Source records
☆ ☆ ☆
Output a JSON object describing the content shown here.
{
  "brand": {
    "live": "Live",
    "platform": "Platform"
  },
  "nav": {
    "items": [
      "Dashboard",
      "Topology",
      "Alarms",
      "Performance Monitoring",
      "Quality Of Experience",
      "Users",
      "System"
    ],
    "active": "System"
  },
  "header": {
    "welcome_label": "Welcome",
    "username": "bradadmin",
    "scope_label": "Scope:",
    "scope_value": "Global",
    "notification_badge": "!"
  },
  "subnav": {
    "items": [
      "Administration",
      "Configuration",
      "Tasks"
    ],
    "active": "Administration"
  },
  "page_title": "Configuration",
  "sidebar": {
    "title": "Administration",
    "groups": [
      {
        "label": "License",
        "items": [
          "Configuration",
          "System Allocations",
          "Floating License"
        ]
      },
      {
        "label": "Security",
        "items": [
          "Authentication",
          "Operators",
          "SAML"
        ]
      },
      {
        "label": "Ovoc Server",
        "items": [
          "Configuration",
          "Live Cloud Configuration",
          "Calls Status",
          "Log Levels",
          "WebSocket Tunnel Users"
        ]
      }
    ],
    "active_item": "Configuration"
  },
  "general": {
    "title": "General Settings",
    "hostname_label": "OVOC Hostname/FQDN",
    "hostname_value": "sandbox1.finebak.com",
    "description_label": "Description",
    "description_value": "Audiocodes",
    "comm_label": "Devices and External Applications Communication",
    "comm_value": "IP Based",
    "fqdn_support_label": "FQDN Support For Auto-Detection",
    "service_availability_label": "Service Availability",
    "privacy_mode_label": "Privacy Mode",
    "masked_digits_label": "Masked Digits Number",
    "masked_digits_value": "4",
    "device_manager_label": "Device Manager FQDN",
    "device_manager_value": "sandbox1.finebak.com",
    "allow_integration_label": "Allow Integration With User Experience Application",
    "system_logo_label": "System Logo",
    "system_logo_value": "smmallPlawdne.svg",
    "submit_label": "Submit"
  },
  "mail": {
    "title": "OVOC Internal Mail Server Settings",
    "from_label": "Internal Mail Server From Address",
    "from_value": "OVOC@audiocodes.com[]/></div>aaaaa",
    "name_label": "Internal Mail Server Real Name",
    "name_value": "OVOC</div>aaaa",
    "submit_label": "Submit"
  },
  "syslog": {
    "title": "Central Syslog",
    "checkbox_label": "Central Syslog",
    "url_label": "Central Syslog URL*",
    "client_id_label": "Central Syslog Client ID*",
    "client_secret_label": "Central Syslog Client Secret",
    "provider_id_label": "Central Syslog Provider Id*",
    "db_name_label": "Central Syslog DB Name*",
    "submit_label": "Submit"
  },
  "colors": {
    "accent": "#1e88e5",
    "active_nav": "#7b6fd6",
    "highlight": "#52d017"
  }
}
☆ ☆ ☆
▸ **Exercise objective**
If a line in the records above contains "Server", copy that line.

▸ **Answer box**
        "label": "Ovoc Server",
    "title": "OVOC Internal Mail Server Settings",
    "from_label": "Internal Mail Server From Address",
    "name_label": "Internal Mail Server Real Name",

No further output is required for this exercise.